* [Action item]: Could you return all of the entries word for word, minus any pictures?

(Dataset rows for apps and sites)

::::

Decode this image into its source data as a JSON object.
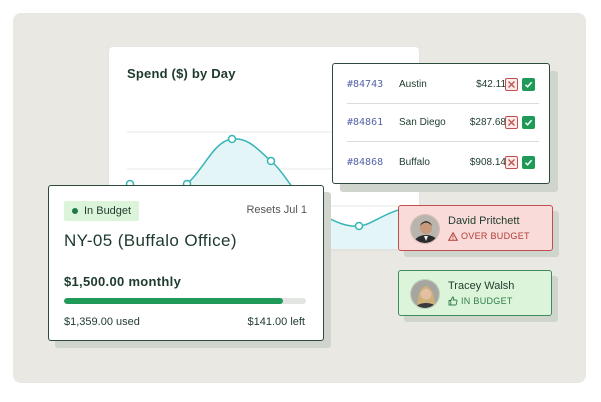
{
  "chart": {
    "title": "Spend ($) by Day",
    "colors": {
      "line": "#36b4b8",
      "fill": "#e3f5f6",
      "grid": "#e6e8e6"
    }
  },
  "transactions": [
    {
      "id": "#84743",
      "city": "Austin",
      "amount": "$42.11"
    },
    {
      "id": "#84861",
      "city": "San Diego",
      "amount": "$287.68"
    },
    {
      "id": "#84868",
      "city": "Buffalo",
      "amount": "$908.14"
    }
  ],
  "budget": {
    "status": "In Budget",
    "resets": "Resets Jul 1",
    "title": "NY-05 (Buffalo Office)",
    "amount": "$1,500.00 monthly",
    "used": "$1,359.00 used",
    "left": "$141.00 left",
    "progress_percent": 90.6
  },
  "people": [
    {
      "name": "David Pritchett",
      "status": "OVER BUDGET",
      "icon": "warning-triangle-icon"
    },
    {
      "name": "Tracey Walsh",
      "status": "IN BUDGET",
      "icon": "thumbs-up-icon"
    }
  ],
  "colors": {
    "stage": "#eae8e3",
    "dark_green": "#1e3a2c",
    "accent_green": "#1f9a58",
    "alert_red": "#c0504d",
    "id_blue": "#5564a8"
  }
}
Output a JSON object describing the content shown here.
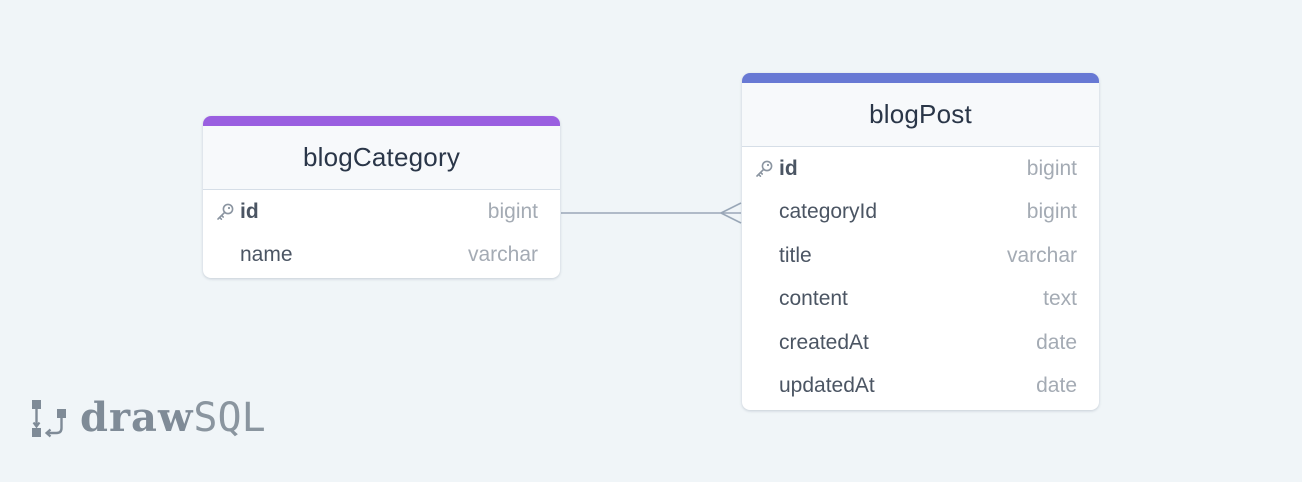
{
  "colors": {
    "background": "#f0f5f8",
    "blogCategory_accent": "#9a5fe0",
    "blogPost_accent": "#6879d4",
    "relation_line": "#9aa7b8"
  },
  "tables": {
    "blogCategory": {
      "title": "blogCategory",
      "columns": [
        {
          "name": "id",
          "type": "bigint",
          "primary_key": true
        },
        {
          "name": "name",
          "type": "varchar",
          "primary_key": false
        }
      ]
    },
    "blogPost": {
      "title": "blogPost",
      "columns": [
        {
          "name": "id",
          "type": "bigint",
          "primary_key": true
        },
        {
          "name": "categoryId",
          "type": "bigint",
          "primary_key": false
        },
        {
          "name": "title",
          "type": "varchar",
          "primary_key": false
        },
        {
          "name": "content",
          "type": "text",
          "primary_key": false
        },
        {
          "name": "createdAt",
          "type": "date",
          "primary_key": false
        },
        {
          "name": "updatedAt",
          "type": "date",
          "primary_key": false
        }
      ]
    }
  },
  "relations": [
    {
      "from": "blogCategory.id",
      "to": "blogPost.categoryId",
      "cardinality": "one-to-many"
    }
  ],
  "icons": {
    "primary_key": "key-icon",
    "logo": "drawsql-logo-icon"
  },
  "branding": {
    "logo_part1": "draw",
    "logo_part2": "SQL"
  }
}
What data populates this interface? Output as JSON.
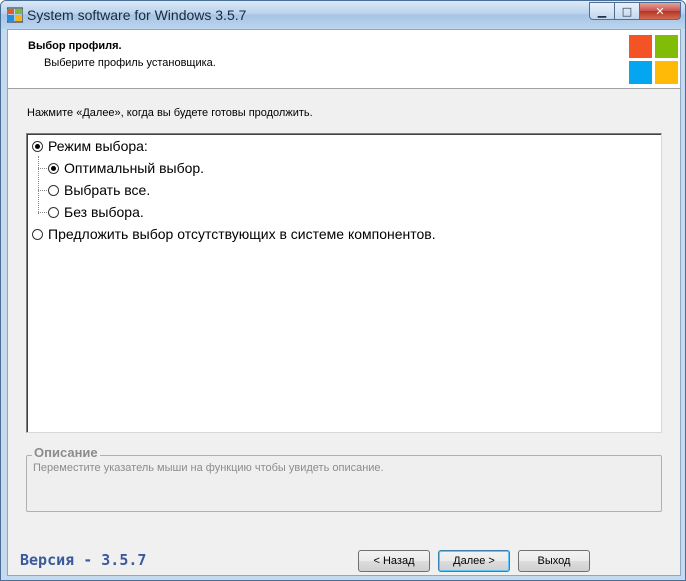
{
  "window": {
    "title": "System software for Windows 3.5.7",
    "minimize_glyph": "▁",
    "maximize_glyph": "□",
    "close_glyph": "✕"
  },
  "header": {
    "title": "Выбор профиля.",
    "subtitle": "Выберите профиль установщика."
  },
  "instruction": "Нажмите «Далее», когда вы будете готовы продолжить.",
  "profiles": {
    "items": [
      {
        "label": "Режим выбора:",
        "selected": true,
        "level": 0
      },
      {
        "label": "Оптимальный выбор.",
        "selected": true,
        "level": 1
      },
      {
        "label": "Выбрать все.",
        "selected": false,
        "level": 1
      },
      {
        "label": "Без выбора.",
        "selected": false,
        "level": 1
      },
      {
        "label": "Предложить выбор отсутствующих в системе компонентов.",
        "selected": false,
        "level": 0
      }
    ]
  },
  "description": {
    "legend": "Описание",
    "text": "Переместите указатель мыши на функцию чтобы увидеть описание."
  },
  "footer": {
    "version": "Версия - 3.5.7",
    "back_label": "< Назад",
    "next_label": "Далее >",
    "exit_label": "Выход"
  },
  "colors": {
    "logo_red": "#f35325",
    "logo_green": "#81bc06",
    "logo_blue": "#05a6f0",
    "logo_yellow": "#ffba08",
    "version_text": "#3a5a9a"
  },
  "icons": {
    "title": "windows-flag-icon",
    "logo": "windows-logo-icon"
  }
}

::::

* [Expected answer]:
Decode this image into its source data as a JSON object.
{
  "chart": {
    "title": "Spend ($) by Day",
    "colors": {
      "line": "#36b4b8",
      "fill": "#e3f5f6",
      "grid": "#e6e8e6"
    }
  },
  "transactions": [
    {
      "id": "#84743",
      "city": "Austin",
      "amount": "$42.11"
    },
    {
      "id": "#84861",
      "city": "San Diego",
      "amount": "$287.68"
    },
    {
      "id": "#84868",
      "city": "Buffalo",
      "amount": "$908.14"
    }
  ],
  "budget": {
    "status": "In Budget",
    "resets": "Resets Jul 1",
    "title": "NY-05 (Buffalo Office)",
    "amount": "$1,500.00 monthly",
    "used": "$1,359.00 used",
    "left": "$141.00 left",
    "progress_percent": 90.6
  },
  "people": [
    {
      "name": "David Pritchett",
      "status": "OVER BUDGET",
      "icon": "warning-triangle-icon"
    },
    {
      "name": "Tracey Walsh",
      "status": "IN BUDGET",
      "icon": "thumbs-up-icon"
    }
  ],
  "colors": {
    "stage": "#eae8e3",
    "dark_green": "#1e3a2c",
    "accent_green": "#1f9a58",
    "alert_red": "#c0504d",
    "id_blue": "#5564a8"
  }
}
Output a JSON object describing the content shown here.
{
  "colors": {
    "background": "#f0f5f8",
    "blogCategory_accent": "#9a5fe0",
    "blogPost_accent": "#6879d4",
    "relation_line": "#9aa7b8"
  },
  "tables": {
    "blogCategory": {
      "title": "blogCategory",
      "columns": [
        {
          "name": "id",
          "type": "bigint",
          "primary_key": true
        },
        {
          "name": "name",
          "type": "varchar",
          "primary_key": false
        }
      ]
    },
    "blogPost": {
      "title": "blogPost",
      "columns": [
        {
          "name": "id",
          "type": "bigint",
          "primary_key": true
        },
        {
          "name": "categoryId",
          "type": "bigint",
          "primary_key": false
        },
        {
          "name": "title",
          "type": "varchar",
          "primary_key": false
        },
        {
          "name": "content",
          "type": "text",
          "primary_key": false
        },
        {
          "name": "createdAt",
          "type": "date",
          "primary_key": false
        },
        {
          "name": "updatedAt",
          "type": "date",
          "primary_key": false
        }
      ]
    }
  },
  "relations": [
    {
      "from": "blogCategory.id",
      "to": "blogPost.categoryId",
      "cardinality": "one-to-many"
    }
  ],
  "icons": {
    "primary_key": "key-icon",
    "logo": "drawsql-logo-icon"
  },
  "branding": {
    "logo_part1": "draw",
    "logo_part2": "SQL"
  }
}
What data populates this interface? Output as JSON.
{
  "window": {
    "title": "System software for Windows 3.5.7",
    "minimize_glyph": "▁",
    "maximize_glyph": "□",
    "close_glyph": "✕"
  },
  "header": {
    "title": "Выбор профиля.",
    "subtitle": "Выберите профиль установщика."
  },
  "instruction": "Нажмите «Далее», когда вы будете готовы продолжить.",
  "profiles": {
    "items": [
      {
        "label": "Режим выбора:",
        "selected": true,
        "level": 0
      },
      {
        "label": "Оптимальный выбор.",
        "selected": true,
        "level": 1
      },
      {
        "label": "Выбрать все.",
        "selected": false,
        "level": 1
      },
      {
        "label": "Без выбора.",
        "selected": false,
        "level": 1
      },
      {
        "label": "Предложить выбор отсутствующих в системе компонентов.",
        "selected": false,
        "level": 0
      }
    ]
  },
  "description": {
    "legend": "Описание",
    "text": "Переместите указатель мыши на функцию чтобы увидеть описание."
  },
  "footer": {
    "version": "Версия - 3.5.7",
    "back_label": "< Назад",
    "next_label": "Далее >",
    "exit_label": "Выход"
  },
  "colors": {
    "logo_red": "#f35325",
    "logo_green": "#81bc06",
    "logo_blue": "#05a6f0",
    "logo_yellow": "#ffba08",
    "version_text": "#3a5a9a"
  },
  "icons": {
    "title": "windows-flag-icon",
    "logo": "windows-logo-icon"
  }
}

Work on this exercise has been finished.